ModernGhanalogo

FEATURED: Ghana Back To Hipc Not True – Oppong Nkrumah...

body-container-line-1
22.05.2015 Social News

Ghana reaffirms commitment to improve child rights

By GNA
Ghana reaffirms commitment to improve child rights
LISTEN MAY 22, 2015

Geneva, May 22, GNA - Government has prioritised interventions for girls, children with disabilities, children of asylum seekers, refugee children and children of immigrants.

Government has also made issues concerning children exposed to sexual and gender-based violence, children living with HIV and AIDS and children living or working on the streets precedence.

Nana Oye Lithur, Minister of Gender, Children and Social Protection made this known in Geneva, Switzerland during the presentation of Ghana's third, fourth and fifth consolidated periodic report to the United Nations Committee on the Rights of the Child.

The report assessed the progress made by government in regards to the advancement of implementation and the status of children in terms of adherence to the principles of the Convention on the Rights of the Child, and the realisation of their rights and freedoms at home, school and all other places in which they often find themselves, and the provision of their needs.

The session was chaired by Professor Benyam Dawit Mezmur who is also the Chairperson 18- Member Committee of Experts.

Nana Oye Lithur explained that to address the situation of girls lagging behind boys in accessing education, the establishment of a Girls' Education Unit (GEU) within the Basic Education Division of the Ghana Education Service (GES) of the Ministry of Education has given new impetus to the removal of barriers.

She said another intervention by government tagged: 'Take Home Ration,' through the GES and the World Food Programme in the Northern, Upper East, and Upper West Regions, which has helped to bridge the gender disparity in education in deprived communities.

'Currently, food rations have been provided to 90,000 girls in the Upper West, Upper East and Northern Regions,' she said.

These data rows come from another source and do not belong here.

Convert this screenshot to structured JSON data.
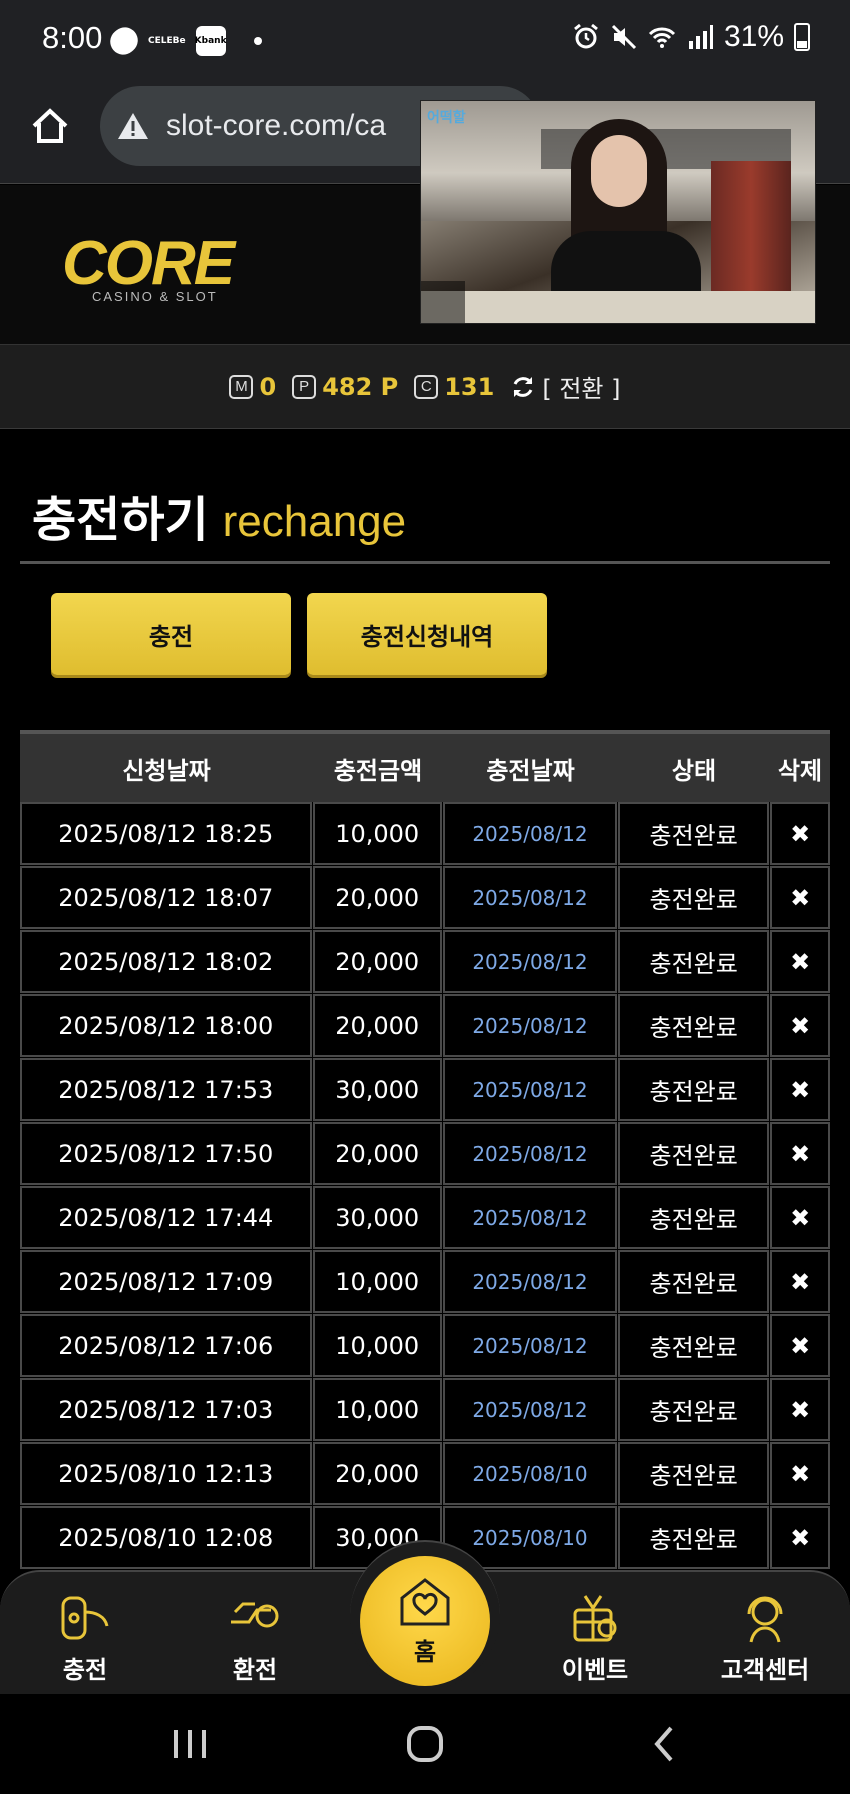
{
  "status_bar": {
    "time": "8:00",
    "celeb_label": "CELEBe",
    "kbank_label": "Kbank",
    "battery": "31%"
  },
  "browser": {
    "url": "slot-core.com/ca"
  },
  "video_overlay": {
    "badge": "어떡할"
  },
  "site": {
    "logo_main": "CORE",
    "logo_sub": "CASINO & SLOT"
  },
  "points": {
    "m_icon": "M",
    "m_value": "0",
    "p_icon": "P",
    "p_value": "482 P",
    "c_icon": "C",
    "c_value": "131",
    "switch_label": "[ 전환 ]"
  },
  "page": {
    "title_ko": "충전하기",
    "title_en": "rechange"
  },
  "actions": {
    "charge_label": "충전",
    "history_label": "충전신청내역"
  },
  "table": {
    "headers": [
      "신청날짜",
      "충전금액",
      "충전날짜",
      "상태",
      "삭제"
    ],
    "delete_glyph": "✖",
    "rows": [
      {
        "request_date": "2025/08/12 18:25",
        "amount": "10,000",
        "charge_date": "2025/08/12",
        "status": "충전완료"
      },
      {
        "request_date": "2025/08/12 18:07",
        "amount": "20,000",
        "charge_date": "2025/08/12",
        "status": "충전완료"
      },
      {
        "request_date": "2025/08/12 18:02",
        "amount": "20,000",
        "charge_date": "2025/08/12",
        "status": "충전완료"
      },
      {
        "request_date": "2025/08/12 18:00",
        "amount": "20,000",
        "charge_date": "2025/08/12",
        "status": "충전완료"
      },
      {
        "request_date": "2025/08/12 17:53",
        "amount": "30,000",
        "charge_date": "2025/08/12",
        "status": "충전완료"
      },
      {
        "request_date": "2025/08/12 17:50",
        "amount": "20,000",
        "charge_date": "2025/08/12",
        "status": "충전완료"
      },
      {
        "request_date": "2025/08/12 17:44",
        "amount": "30,000",
        "charge_date": "2025/08/12",
        "status": "충전완료"
      },
      {
        "request_date": "2025/08/12 17:09",
        "amount": "10,000",
        "charge_date": "2025/08/12",
        "status": "충전완료"
      },
      {
        "request_date": "2025/08/12 17:06",
        "amount": "10,000",
        "charge_date": "2025/08/12",
        "status": "충전완료"
      },
      {
        "request_date": "2025/08/12 17:03",
        "amount": "10,000",
        "charge_date": "2025/08/12",
        "status": "충전완료"
      },
      {
        "request_date": "2025/08/10 12:13",
        "amount": "20,000",
        "charge_date": "2025/08/10",
        "status": "충전완료"
      },
      {
        "request_date": "2025/08/10 12:08",
        "amount": "30,000",
        "charge_date": "2025/08/10",
        "status": "충전완료"
      }
    ]
  },
  "bottom_nav": {
    "items": [
      {
        "label": "충전",
        "icon": "charge-icon"
      },
      {
        "label": "환전",
        "icon": "exchange-icon"
      },
      {
        "label": "홈",
        "icon": "home-heart-icon"
      },
      {
        "label": "이벤트",
        "icon": "gift-icon"
      },
      {
        "label": "고객센터",
        "icon": "support-icon"
      }
    ]
  },
  "colors": {
    "accent_gold": "#e8c53a",
    "date_blue": "#7ea9e6",
    "background": "#000000"
  }
}
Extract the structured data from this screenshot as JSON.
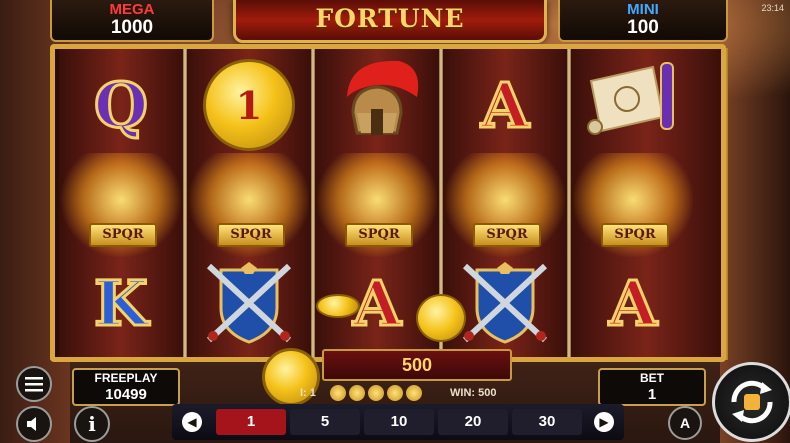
{
  "title": "FORTUNE",
  "clock": "23:14",
  "jackpots": {
    "mega": {
      "label": "MEGA",
      "value": "1000"
    },
    "mini": {
      "label": "MINI",
      "value": "100"
    }
  },
  "reels": [
    {
      "top": "Q",
      "middle": "SPQR",
      "bottom": "K"
    },
    {
      "top": "1",
      "middle": "SPQR",
      "bottom": "shield"
    },
    {
      "top": "helmet",
      "middle": "SPQR",
      "bottom": "A"
    },
    {
      "top": "A",
      "middle": "SPQR",
      "bottom": "shield"
    },
    {
      "top": "scroll",
      "middle": "SPQR",
      "bottom": "A"
    }
  ],
  "win_display": {
    "value": "500"
  },
  "info_strip": {
    "lines_label": "I: 1",
    "win_label": "WIN: 500"
  },
  "freeplay": {
    "label": "FREEPLAY",
    "value": "10499"
  },
  "bet": {
    "label": "BET",
    "value": "1"
  },
  "bet_options": [
    "1",
    "5",
    "10",
    "20",
    "30"
  ],
  "selected_bet": "1",
  "buttons": {
    "auto": "A",
    "info": "i"
  },
  "colors": {
    "accent_gold": "#d9a640",
    "selected_bet": "#a5141a",
    "mega": "#ff3a3a",
    "mini": "#45a8ff"
  }
}
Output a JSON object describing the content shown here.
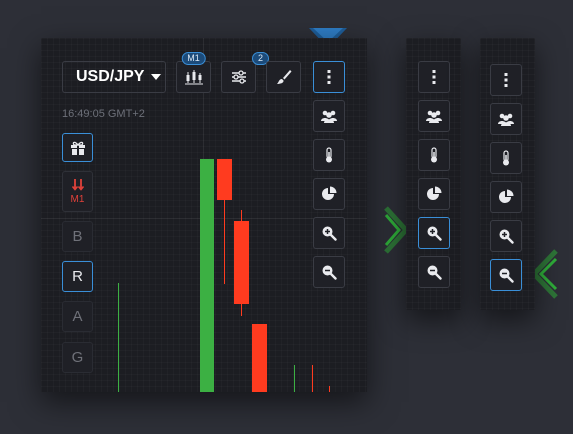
{
  "toolbar": {
    "pair_label": "USD/JPY",
    "chart_type_badge": "M1",
    "indicators_badge": "2"
  },
  "clock": {
    "time": "16:49:05 GMT+2"
  },
  "left_tools": {
    "timeframe_label": "M1",
    "letters": [
      "B",
      "R",
      "A",
      "G"
    ]
  },
  "icons": {
    "menu": "more-vertical-icon",
    "social": "people-icon",
    "sentiment": "thermometer-icon",
    "stats": "pie-chart-icon",
    "zoom_in": "zoom-in-icon",
    "zoom_out": "zoom-out-icon",
    "gift": "gift-icon",
    "signals": "arrows-down-icon",
    "chart_type": "candles-icon",
    "indicators": "sliders-icon",
    "drawing": "brush-icon"
  },
  "colors": {
    "accent": "#3a8fd8",
    "up_candle": "#3cb043",
    "down_candle": "#ff3b1f",
    "pointer_green": "#2fae3a",
    "pointer_blue": "#1e5d99"
  }
}
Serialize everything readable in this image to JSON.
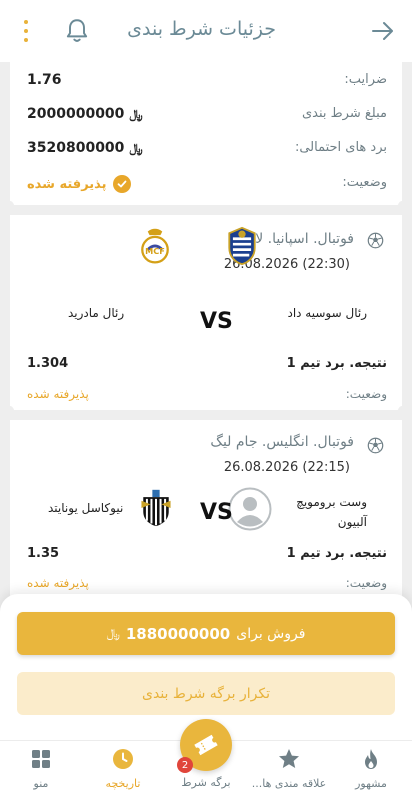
{
  "header": {
    "title": "جزئیات شرط بندی"
  },
  "summary": {
    "odds_label": "ضرایب:",
    "odds_value": "1.76",
    "amount_label": "مبلغ شرط بندی",
    "amount_value": "2000000000",
    "win_label": "برد های احتمالی:",
    "win_value": "3520800000",
    "status_label": "وضعیت:",
    "status_value": "پذیرفته شده",
    "currency": "﷼"
  },
  "matches": [
    {
      "league": "فوتبال. اسپانیا. لا لیگا",
      "datetime": "26.08.2026 (22:30)",
      "home_team": "رئال سوسیه داد",
      "away_team": "رئال مادرید",
      "vs": "VS",
      "pick": "نتیجه. برد تیم 1",
      "odds": "1.304",
      "status_label": "وضعیت:",
      "status": "پذیرفته شده"
    },
    {
      "league": "فوتبال. انگلیس. جام لیگ",
      "datetime": "26.08.2026 (22:15)",
      "home_team_line1": "وست برومویچ",
      "home_team_line2": "آلبیون",
      "away_team": "نیوکاسل یونایتد",
      "vs": "VS",
      "pick": "نتیجه. برد تیم 1",
      "odds": "1.35",
      "status_label": "وضعیت:",
      "status": "پذیرفته شده"
    }
  ],
  "actions": {
    "sell_label": "فروش برای",
    "sell_amount": "1880000000",
    "repeat_label": "تکرار برگه شرط بندی"
  },
  "nav": {
    "popular": "مشهور",
    "favorites": "علاقه مندی ها...",
    "betslip": "برگه شرط",
    "betslip_badge": "2",
    "history": "تاریخچه",
    "menu": "منو"
  },
  "colors": {
    "accent": "#e9b63d",
    "text_muted": "#6f7f86"
  }
}
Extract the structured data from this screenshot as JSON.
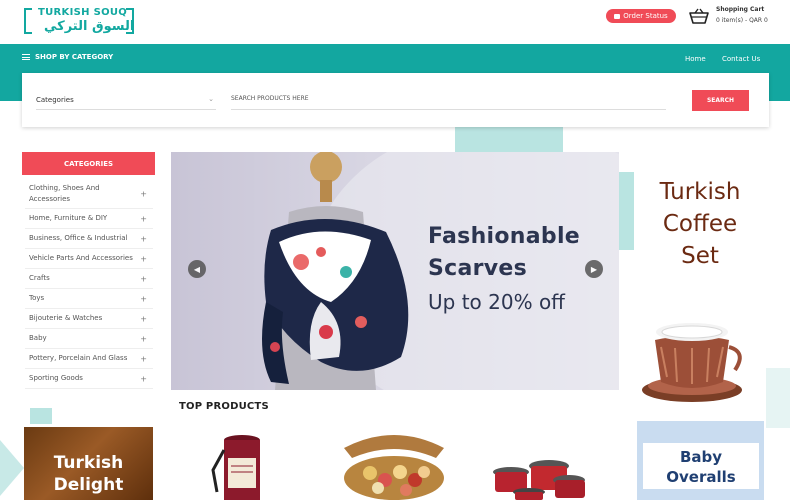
{
  "header": {
    "logo_en": "TURKISH SOUQ",
    "logo_ar": "السوق التركي",
    "order_status_label": "Order Status",
    "cart_title": "Shopping Cart",
    "cart_info": "0 item(s) - QAR 0"
  },
  "nav": {
    "shop_by_category": "SHOP BY CATEGORY",
    "links": [
      "Home",
      "Contact Us"
    ]
  },
  "search": {
    "category_select_value": "Categories",
    "placeholder": "SEARCH PRODUCTS HERE",
    "button_label": "SEARCH"
  },
  "sidebar": {
    "header": "CATEGORIES",
    "items": [
      {
        "label": "Clothing, Shoes And Accessories"
      },
      {
        "label": "Home, Furniture & DIY"
      },
      {
        "label": "Business, Office & Industrial"
      },
      {
        "label": "Vehicle Parts And Accessories"
      },
      {
        "label": "Crafts"
      },
      {
        "label": "Toys"
      },
      {
        "label": "Bijouterie & Watches"
      },
      {
        "label": "Baby"
      },
      {
        "label": "Pottery, Porcelain And Glass"
      },
      {
        "label": "Sporting Goods"
      }
    ],
    "expand_symbol": "+"
  },
  "slider": {
    "line1": "Fashionable",
    "line2": "Scarves",
    "line3": "Up to 20% off",
    "prev_icon": "chevron-left-icon",
    "next_icon": "chevron-right-icon"
  },
  "promo_banners": {
    "coffee_line1": "Turkish",
    "coffee_line2": "Coffee",
    "coffee_line3": "Set",
    "delight_line1": "Turkish",
    "delight_line2": "Delight",
    "overalls_line1": "Baby",
    "overalls_line2": "Overalls"
  },
  "products": {
    "section_title": "TOP PRODUCTS"
  },
  "colors": {
    "teal": "#13a7a0",
    "accent_red": "#f04b57",
    "light_teal": "#b9e4e1"
  }
}
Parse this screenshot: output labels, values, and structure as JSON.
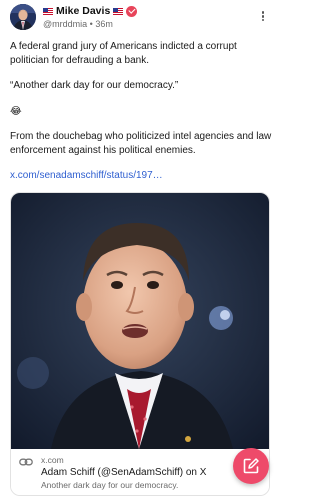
{
  "author": {
    "flag_left": "🇺🇸",
    "name": "Mike Davis",
    "flag_right": "🇺🇸",
    "handle": "@mrddmia",
    "separator": "•",
    "time": "36m"
  },
  "post": {
    "paragraph_1": "A federal grand jury of Americans indicted a corrupt politician for defrauding a bank.",
    "paragraph_2": "“Another dark day for our democracy.”",
    "emoji": "😂",
    "paragraph_3": "From the douchebag who politicized intel agencies and law enforcement against his political enemies.",
    "link": "x.com/senadamschiff/status/197…"
  },
  "link_card": {
    "domain": "x.com",
    "title": "Adam Schiff (@SenAdamSchiff) on X",
    "description": "Another dark day for our democracy."
  },
  "icons": {
    "verified": "verified-badge-icon",
    "more": "more-vertical-icon",
    "link": "link-icon",
    "compose": "compose-icon"
  },
  "colors": {
    "accent": "#ee4a6a",
    "link": "#2f5fd0",
    "verified": "#e8445a"
  }
}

For children with disabilities, Nana Oye Lithur said most prevalent disabilities noted in Ghana are mobility, sight, speech and hearing difficulties.

She said data from the Department of Social Welfare indicates a reduction in the number of registered children with disabilities from 1,834 in 2002 to 937 in 2003, and 485 in 2004 and 1,068 in 2008.

'As at the end of 2013, the number stood at 445. Government has also directed the Ministry of Local Government and Rural Development to allocate two per cent of the District Assemblies' Common Fund to support persons with disabilities and other vulnerable children in every district with basic assistance.

'To ensure better regulation of adoption in Ghana, a moratorium has been in place since 2013 to allow for a review of the processes for adoption.

'As part of the review processes, a central authority is being established by the end of June 2015,' she said.

The UN-CRC 69 Session started on May 18 and expected to end on June 5. Ghana would appear on May 20 and May 21.

The independent experts of UN-CRC monitor the implementation of the Convention on the Rights of the Child by its state parties.

It also monitors implementation of two optional protocols to the convention, on involvement of children in armed conflict and on sale of children, child pornography and child prostitution

The report assesses the progress made by government in regards to the advancement of implementation and the status of children in terms of adherence to the principles of the Convention on the Rights of the Child, and the realisation of their rights and freedoms at home, school and all other places in which they often find themselves, and the provision of their needs.

The report also chronicles responses of child-focused state institutions in their efforts to ensure children's rights and improve their access to quality education, health care, social welfare, protection and all other areas that affect child development from 2005 to 2010.

Children's voices have also been echoed in the report.

The report reveals modest achievements made and challenges encountered by government and its partners to address important needs and gaps of children in the enjoyment of their rights in Ghana.

It also responds to certain important observations made by the Committee on the Rights of the Child on the previous reports submitted by Ghana to the Committee.

GNA

Powered By Modern Ghana
body-container-line